Description of the task: Where the string "reply" shows up in a line of the records, copy that line.

App and web page records:
*** Begin section ***
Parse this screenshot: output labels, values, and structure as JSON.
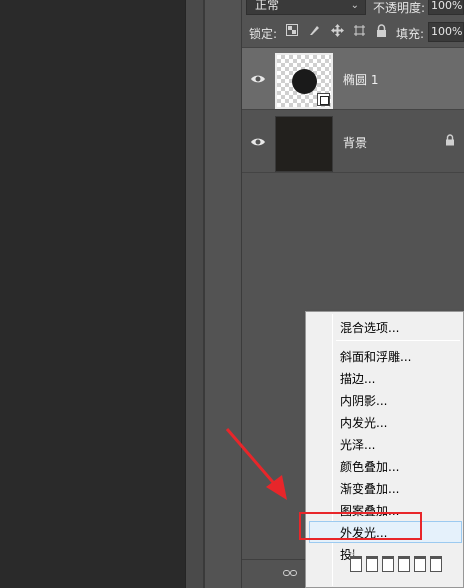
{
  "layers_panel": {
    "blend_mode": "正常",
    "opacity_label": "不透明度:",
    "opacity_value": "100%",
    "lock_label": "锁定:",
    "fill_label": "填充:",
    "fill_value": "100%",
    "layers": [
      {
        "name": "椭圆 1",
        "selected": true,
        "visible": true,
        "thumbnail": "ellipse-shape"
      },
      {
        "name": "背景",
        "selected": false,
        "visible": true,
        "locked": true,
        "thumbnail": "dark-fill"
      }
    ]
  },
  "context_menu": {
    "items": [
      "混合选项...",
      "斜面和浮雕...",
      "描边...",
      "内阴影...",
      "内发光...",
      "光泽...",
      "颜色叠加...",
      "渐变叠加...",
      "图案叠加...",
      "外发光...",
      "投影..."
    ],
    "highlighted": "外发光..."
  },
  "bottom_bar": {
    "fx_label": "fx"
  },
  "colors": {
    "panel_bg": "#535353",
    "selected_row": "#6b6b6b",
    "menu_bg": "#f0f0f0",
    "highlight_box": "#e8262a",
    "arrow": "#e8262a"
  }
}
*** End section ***
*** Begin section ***
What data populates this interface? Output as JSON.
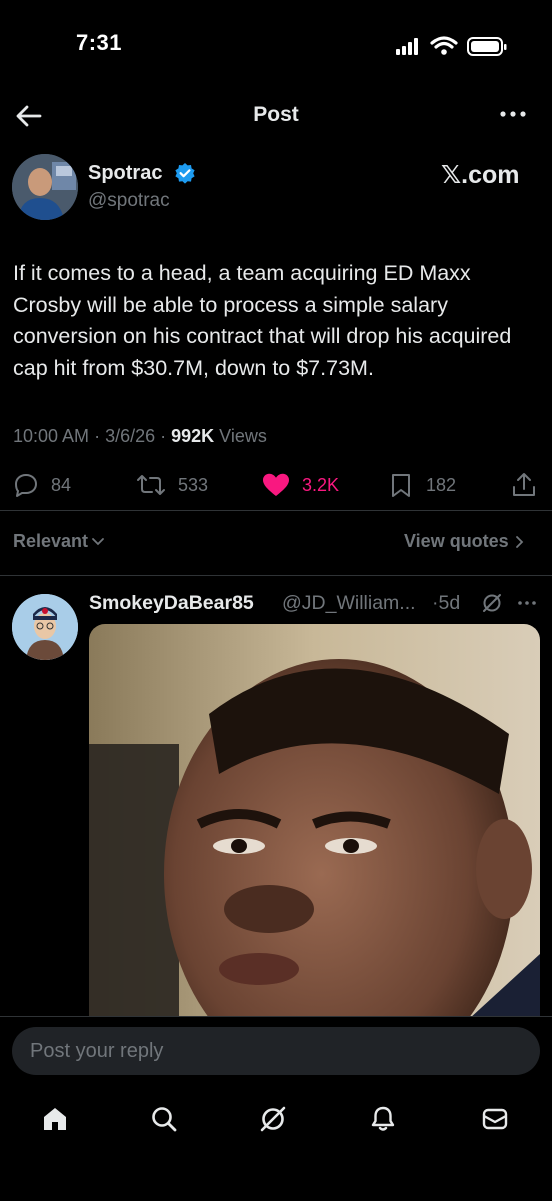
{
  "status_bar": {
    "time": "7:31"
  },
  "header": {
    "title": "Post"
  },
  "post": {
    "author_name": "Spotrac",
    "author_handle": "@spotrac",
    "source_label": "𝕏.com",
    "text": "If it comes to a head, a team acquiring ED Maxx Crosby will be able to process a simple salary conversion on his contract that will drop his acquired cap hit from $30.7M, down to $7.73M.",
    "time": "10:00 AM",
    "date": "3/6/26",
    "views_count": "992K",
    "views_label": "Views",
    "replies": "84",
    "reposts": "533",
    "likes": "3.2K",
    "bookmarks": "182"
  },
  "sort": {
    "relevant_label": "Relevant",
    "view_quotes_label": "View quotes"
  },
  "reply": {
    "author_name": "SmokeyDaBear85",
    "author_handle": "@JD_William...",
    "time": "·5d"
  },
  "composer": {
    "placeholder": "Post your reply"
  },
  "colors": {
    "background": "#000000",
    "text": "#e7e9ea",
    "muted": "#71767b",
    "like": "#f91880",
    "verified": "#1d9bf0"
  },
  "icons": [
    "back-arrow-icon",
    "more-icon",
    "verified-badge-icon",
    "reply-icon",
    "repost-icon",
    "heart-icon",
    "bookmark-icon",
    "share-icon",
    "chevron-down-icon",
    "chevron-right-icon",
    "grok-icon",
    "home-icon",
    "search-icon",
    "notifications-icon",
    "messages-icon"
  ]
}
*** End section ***
Written answer:
  "reply": {
    "placeholder": "Post your reply"
    "reply-icon",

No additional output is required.